▶ DATASET RECORDS:
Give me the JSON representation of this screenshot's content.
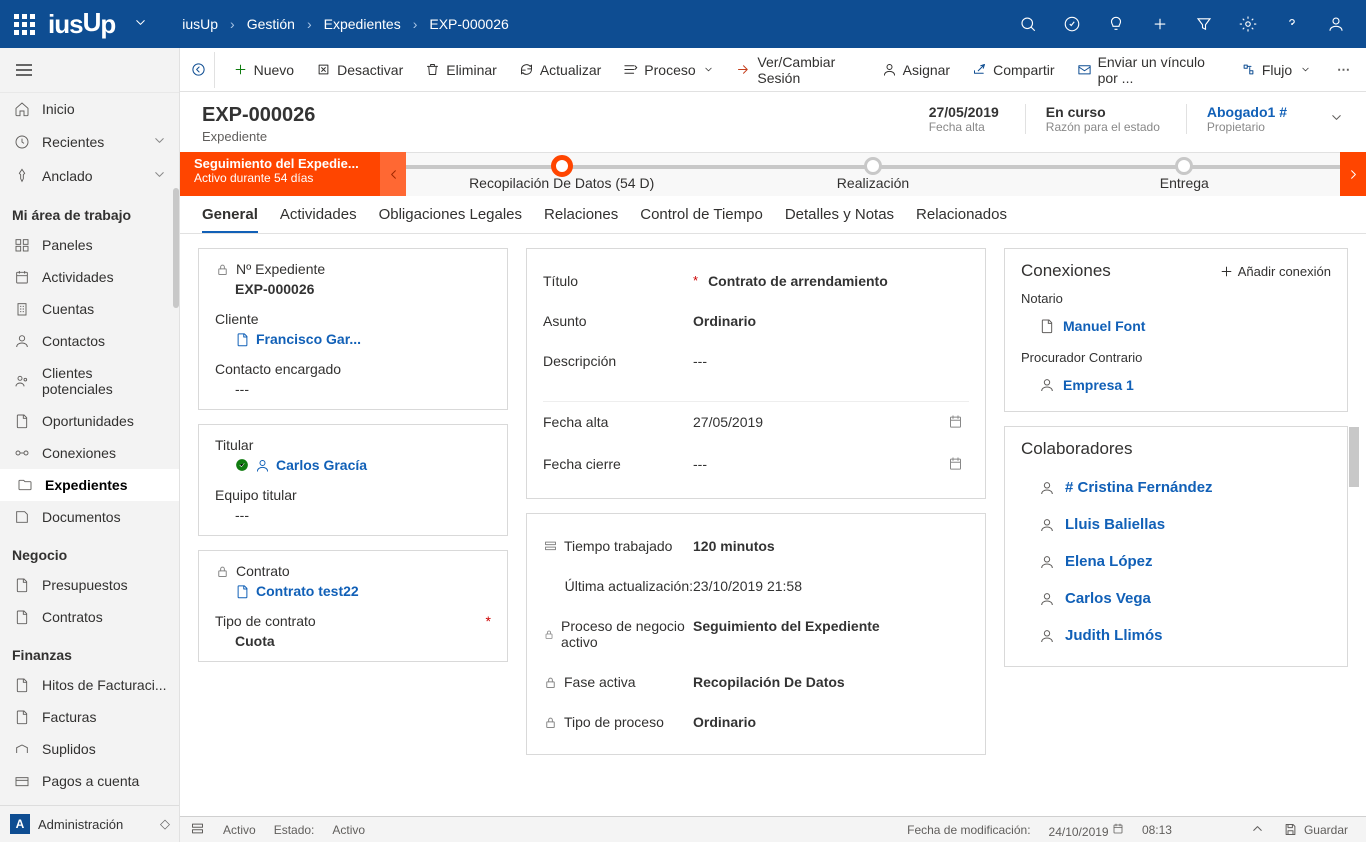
{
  "topbar": {
    "app": "iusUp",
    "breadcrumb": [
      "iusUp",
      "Gestión",
      "Expedientes",
      "EXP-000026"
    ]
  },
  "sidebar": {
    "top": [
      {
        "icon": "home",
        "label": "Inicio"
      },
      {
        "icon": "clock",
        "label": "Recientes",
        "chev": true
      },
      {
        "icon": "pin",
        "label": "Anclado",
        "chev": true
      }
    ],
    "workarea_title": "Mi área de trabajo",
    "items": [
      {
        "icon": "panel",
        "label": "Paneles"
      },
      {
        "icon": "activity",
        "label": "Actividades"
      },
      {
        "icon": "account",
        "label": "Cuentas"
      },
      {
        "icon": "person",
        "label": "Contactos"
      },
      {
        "icon": "lead",
        "label": "Clientes potenciales"
      },
      {
        "icon": "opp",
        "label": "Oportunidades"
      },
      {
        "icon": "conn",
        "label": "Conexiones"
      },
      {
        "icon": "folder",
        "label": "Expedientes",
        "active": true
      },
      {
        "icon": "doc",
        "label": "Documentos"
      }
    ],
    "negocio_title": "Negocio",
    "negocio": [
      {
        "icon": "money",
        "label": "Presupuestos"
      },
      {
        "icon": "contract",
        "label": "Contratos"
      }
    ],
    "finanzas_title": "Finanzas",
    "finanzas": [
      {
        "icon": "milestone",
        "label": "Hitos de Facturaci..."
      },
      {
        "icon": "invoice",
        "label": "Facturas"
      },
      {
        "icon": "supplied",
        "label": "Suplidos"
      },
      {
        "icon": "payment",
        "label": "Pagos a cuenta"
      }
    ],
    "admin_badge": "A",
    "admin_label": "Administración"
  },
  "commands": [
    {
      "icon": "plus",
      "label": "Nuevo",
      "color": "#107c10"
    },
    {
      "icon": "deactivate",
      "label": "Desactivar",
      "color": "#605e5c"
    },
    {
      "icon": "trash",
      "label": "Eliminar",
      "color": "#605e5c"
    },
    {
      "icon": "refresh",
      "label": "Actualizar",
      "color": "#605e5c"
    },
    {
      "icon": "process",
      "label": "Proceso",
      "color": "#605e5c",
      "chev": true
    },
    {
      "icon": "session",
      "label": "Ver/Cambiar Sesión",
      "color": "#605e5c"
    },
    {
      "icon": "assign",
      "label": "Asignar",
      "color": "#605e5c"
    },
    {
      "icon": "share",
      "label": "Compartir",
      "color": "#605e5c"
    },
    {
      "icon": "mail",
      "label": "Enviar un vínculo por ...",
      "color": "#605e5c"
    },
    {
      "icon": "flow",
      "label": "Flujo",
      "color": "#605e5c",
      "chev": true
    }
  ],
  "header": {
    "title": "EXP-000026",
    "subtitle": "Expediente",
    "date_value": "27/05/2019",
    "date_label": "Fecha alta",
    "status_value": "En curso",
    "status_label": "Razón para el estado",
    "owner_value": "Abogado1 #",
    "owner_label": "Propietario"
  },
  "stages": {
    "active_title": "Seguimiento del Expedie...",
    "active_sub": "Activo durante 54 días",
    "items": [
      {
        "label": "Recopilación De Datos  (54 D)",
        "current": true
      },
      {
        "label": "Realización"
      },
      {
        "label": "Entrega"
      }
    ]
  },
  "tabs": [
    "General",
    "Actividades",
    "Obligaciones Legales",
    "Relaciones",
    "Control de Tiempo",
    "Detalles y Notas",
    "Relacionados"
  ],
  "active_tab": "General",
  "panel1": {
    "num_label": "Nº Expediente",
    "num_value": "EXP-000026",
    "client_label": "Cliente",
    "client_value": "Francisco Gar...",
    "contact_label": "Contacto encargado",
    "contact_value": "---"
  },
  "panel2": {
    "titular_label": "Titular",
    "titular_value": "Carlos Gracía",
    "team_label": "Equipo titular",
    "team_value": "---"
  },
  "panel3": {
    "contract_label": "Contrato",
    "contract_value": "Contrato test22",
    "type_label": "Tipo de contrato",
    "type_value": "Cuota"
  },
  "panel4": {
    "title_label": "Título",
    "title_value": "Contrato de arrendamiento",
    "subject_label": "Asunto",
    "subject_value": "Ordinario",
    "desc_label": "Descripción",
    "desc_value": "---",
    "start_label": "Fecha alta",
    "start_value": "27/05/2019",
    "end_label": "Fecha cierre",
    "end_value": "---"
  },
  "panel5": {
    "time_label": "Tiempo trabajado",
    "time_value": "120 minutos",
    "upd_label": "Última actualización:",
    "upd_value": "23/10/2019 21:58",
    "proc_label": "Proceso de negocio activo",
    "proc_value": "Seguimiento del Expediente",
    "phase_label": "Fase activa",
    "phase_value": "Recopilación De Datos",
    "ptype_label": "Tipo de proceso",
    "ptype_value": "Ordinario"
  },
  "connections": {
    "title": "Conexiones",
    "add": "Añadir conexión",
    "notary_label": "Notario",
    "notary_value": "Manuel Font",
    "proc_label": "Procurador Contrario",
    "proc_value": "Empresa 1"
  },
  "collab": {
    "title": "Colaboradores",
    "items": [
      "# Cristina Fernández",
      "Lluis Baliellas",
      "Elena López",
      "Carlos Vega",
      "Judith Llimós"
    ]
  },
  "statusbar": {
    "activo1": "Activo",
    "estado": "Estado:",
    "activo2": "Activo",
    "mod_label": "Fecha de modificación:",
    "mod_date": "24/10/2019",
    "mod_time": "08:13",
    "save": "Guardar"
  }
}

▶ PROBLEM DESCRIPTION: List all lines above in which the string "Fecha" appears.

▶ RESPONSE TO THIS EXERCISE:
    "date_label": "Fecha alta",
    "start_label": "Fecha alta",
    "end_label": "Fecha cierre",
    "mod_label": "Fecha de modificación:",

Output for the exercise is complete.